I've just finished preparing my talk for a Royal Botanic Gardens Foundation event to be held on Tuesday night. The title is 'Darwin's Garden' and, you guessed it, it's about Darwin and his garden. Not just his quite famous garden at Down (without an 'e') House in Downe, but also world's flora - once the garden of creation, now the garden of evolution.
I'll talk about Darwin's abiding interest in plants generally, and his particular love of animal-eating plants and orchids. He once said 'I care more about Drosera [an insect-eating plant] than the origin of all the species in the world'. Perhaps a little hyperbole, but Drosera is a fun plant. Most of the 170 species grow in Australia so it's something special for us too.
He also said 'I never was more interested in any subject in my life than this of orchids'. Clearly he'd forgotten all about his sundews. Orchids certainly gave him lots of evidence for evolution and he published a major tome on how orchids and insects help each other, called The various contrivances by which orchids are fertilised by insects.
Those contrivances include trigger mechanism to bash the head of the insect against ready waiting pollen, buckets to trap the insect and direct it past the pollen, and long nectary spurs that require the insects to dip their head deep in the spur to get the sugary reward, thus....past the pollen again. Actually the pollen in orchids is glued together in a big lump called a 'pollinium', which can found glued to various appendages of your recently visiting insect.

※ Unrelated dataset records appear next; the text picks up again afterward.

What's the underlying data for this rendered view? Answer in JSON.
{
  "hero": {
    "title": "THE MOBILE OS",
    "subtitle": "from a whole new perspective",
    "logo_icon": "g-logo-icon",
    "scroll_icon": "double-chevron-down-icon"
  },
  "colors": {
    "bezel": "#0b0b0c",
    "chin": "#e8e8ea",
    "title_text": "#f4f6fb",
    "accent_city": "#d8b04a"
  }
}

I'll also talk about the kind of logic Darwin used in arguing the case of 'natural selection' - giving a couple of plant examples of course. And where's Wallace? Well Darwin and Wallace found a way to work together. Darwin used Wallace's 'term's as his chapter headings. Wallace put out a 'wanted poster' for a moth with a 30 cm long proboscis (straw-like device for sucking up nectar) that Darwin had hypothesised must exist when he saw an orchid from Madagascar (see my blog photograph for me peering into one) with a 30 long nectar spur.
To end, I'll talk about the latest classification of life - that is, where we've taken Darwin's central idea. Of course most of life is small and unseen (as I read recently in the New Scientist , and may have mentioned before, 'to the closest approximation, life is unicellular').
Naturally I'll encourage a walk through our quote smitten, mirror-letters that spell out the word Darwin (just inland of the Children's Fig and to the south of the Twin Ponds).